Project Launch: Fort Conger

The Early Age of Arctic Exploration

by Ross Davison
July 2, 2013
CyArk is proud to announce the launch of Parks Canada’s Fort Conger on the CyArk website. Fort Conger is the third project made possible by CyArk’s Data Donation Partner Program and a collaboration between CyArk, SarPoint Engineering Ltd ., Parks Canada , and the University Calgary.

Established on Canada’s northern Ellesmere Island in 1881, Fort Conger served as the base camp for the first northern polar scientific expedition. Throughout the next few decades, the site would house numerous expeditions from a diverse range of countries. Though it would take until 1991, the Peary shelters at Fort Conger are now designated as classified federal heritage buildings.

Today these buildings provide a rare glimpse into the age of early arctic exploration and illustrate the endurance and fortitude of the explorers and scientists in such unforgiving climates. However, with the launch of the Fort Conger on the digital archive, you can now explore the area without the fear of losing a toe or two to the cold.

We owe thanks to the explorers and pioneers that built the original structures, Sarpoint’s team who documented the site in 3D, and the University of Calgary for producing beautiful models and animations from the data. Fort Conger now find its place alongside Pompeii, Mount Rushmore, Tikal and other world heritage sites in the CyArk archive. Chris Tucker of SarPoint said of the partnership “Donating the data to CyArk is a great opportunity to ensure the safety and longevity of the data, while also bringing global attention to Fort Conger and SarPoint.”
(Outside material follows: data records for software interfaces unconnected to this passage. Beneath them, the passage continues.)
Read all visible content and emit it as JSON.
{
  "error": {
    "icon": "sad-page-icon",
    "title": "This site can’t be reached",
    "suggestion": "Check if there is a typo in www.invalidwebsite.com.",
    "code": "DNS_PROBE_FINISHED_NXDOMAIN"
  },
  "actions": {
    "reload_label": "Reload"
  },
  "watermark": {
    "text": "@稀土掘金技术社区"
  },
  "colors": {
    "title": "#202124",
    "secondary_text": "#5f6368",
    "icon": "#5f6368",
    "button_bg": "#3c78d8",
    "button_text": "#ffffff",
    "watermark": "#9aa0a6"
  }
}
With permissions and funding provided by the University of Calgary and Parks Canada, Sarpoint Engineering donated the 3D data and 3D models of the site to CyArk for archiving and development into a heritage project. The project as it exists on CyArk today is the result of Sarpoint and the University of Calgary's hard work will feature 3D models created by Professor Peter Dawson and Dr. Richard Levy of University of Calgary, video fly-throughs and historic photographs. We are proud to provide a home for this collection of work for free access on
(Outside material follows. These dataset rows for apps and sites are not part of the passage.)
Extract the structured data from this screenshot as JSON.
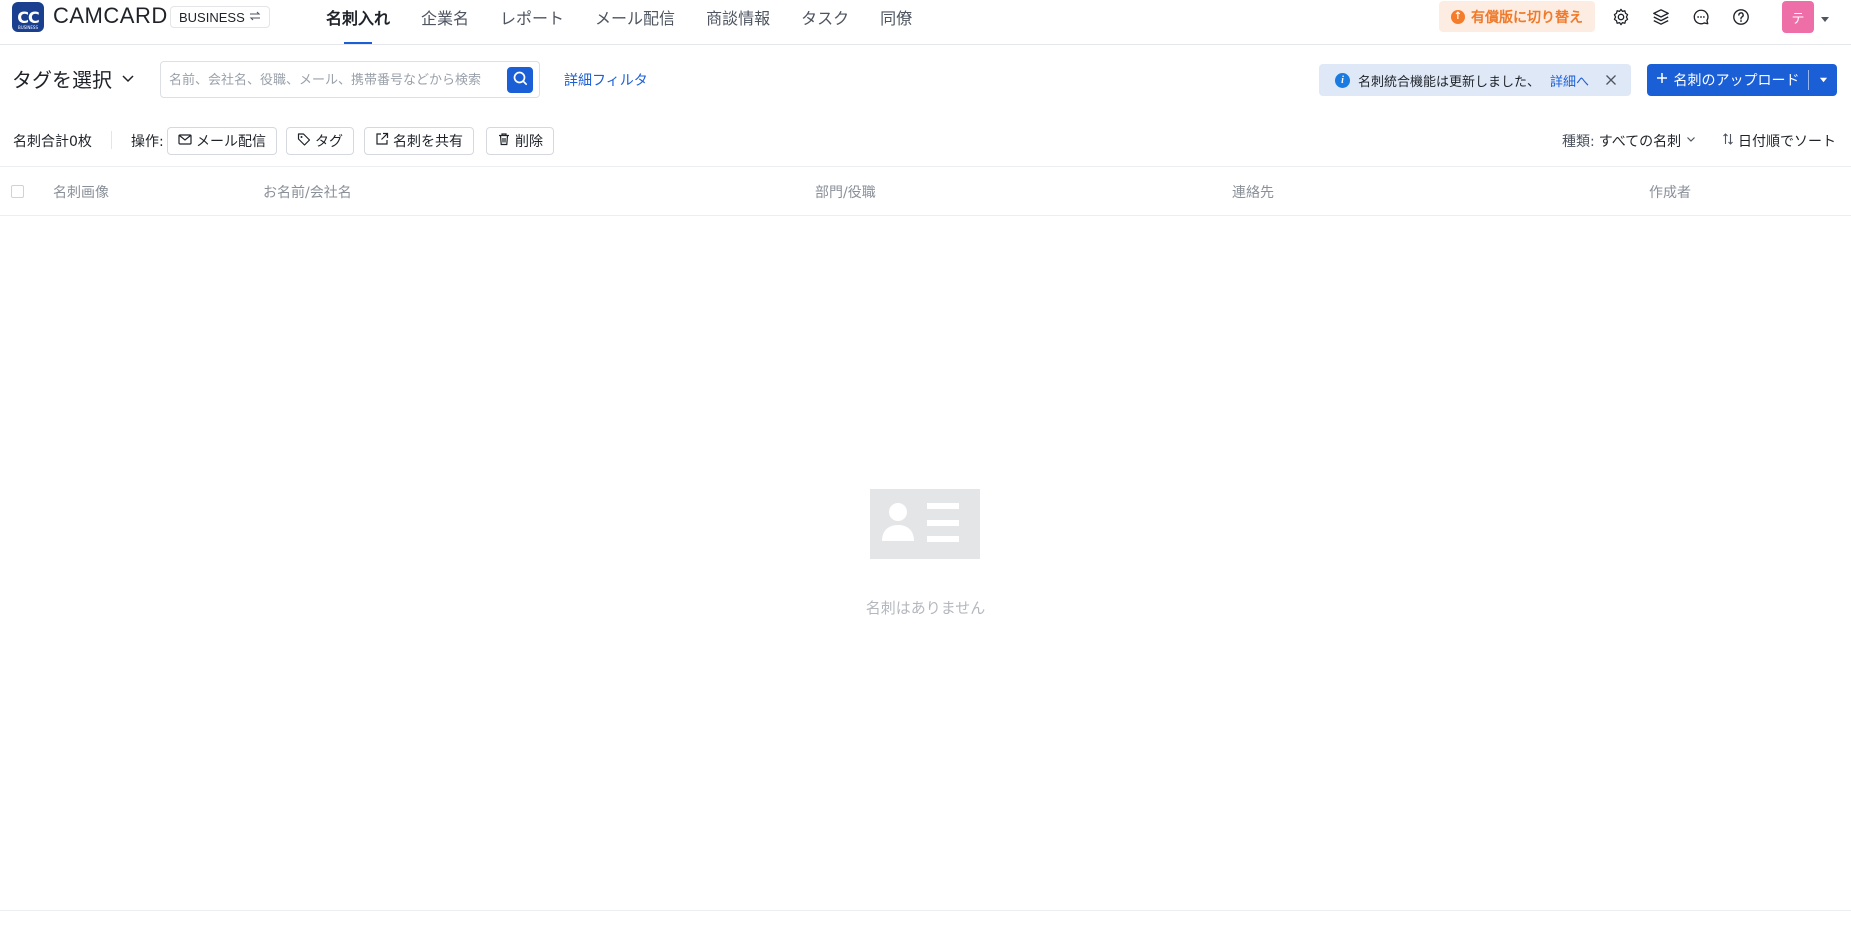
{
  "header": {
    "logo_text": "CC",
    "logo_sub": "BUSINESS",
    "brand": "CAMCARD",
    "plan_label": "BUSINESS",
    "plan_icon": "swap-icon",
    "tabs": [
      {
        "label": "名刺入れ",
        "active": true
      },
      {
        "label": "企業名"
      },
      {
        "label": "レポート"
      },
      {
        "label": "メール配信"
      },
      {
        "label": "商談情報"
      },
      {
        "label": "タスク"
      },
      {
        "label": "同僚"
      }
    ],
    "upgrade_label": "有償版に切り替え",
    "avatar_text": "テ",
    "icons": [
      "gear-icon",
      "layers-icon",
      "chat-icon",
      "help-icon"
    ]
  },
  "filter": {
    "tag_select_label": "タグを選択",
    "search_placeholder": "名前、会社名、役職、メール、携帯番号などから検索",
    "advanced_filter_label": "詳細フィルタ",
    "notice_text": "名刺統合機能は更新しました、",
    "notice_link": "詳細へ",
    "upload_label": "名刺のアップロード"
  },
  "actions": {
    "total_label": "名刺合計0枚",
    "operation_label": "操作:",
    "buttons": [
      {
        "label": "メール配信",
        "icon": "mail-icon"
      },
      {
        "label": "タグ",
        "icon": "tag-icon"
      },
      {
        "label": "名刺を共有",
        "icon": "share-icon"
      },
      {
        "label": "削除",
        "icon": "trash-icon"
      }
    ],
    "kind_label": "種類:",
    "kind_value": "すべての名刺",
    "sort_label": "日付順でソート"
  },
  "table": {
    "columns": [
      "名刺画像",
      "お名前/会社名",
      "部門/役職",
      "連絡先",
      "作成者"
    ]
  },
  "empty": {
    "text": "名刺はありません"
  },
  "colors": {
    "accent": "#1a5fd6",
    "upgrade_bg": "#fdece1",
    "upgrade_text": "#f07a2a",
    "avatar": "#ee6fa8",
    "notice_bg": "#dfe8f7"
  }
}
So let’s get exploring, eh!
Scanning the remains of Fort Conger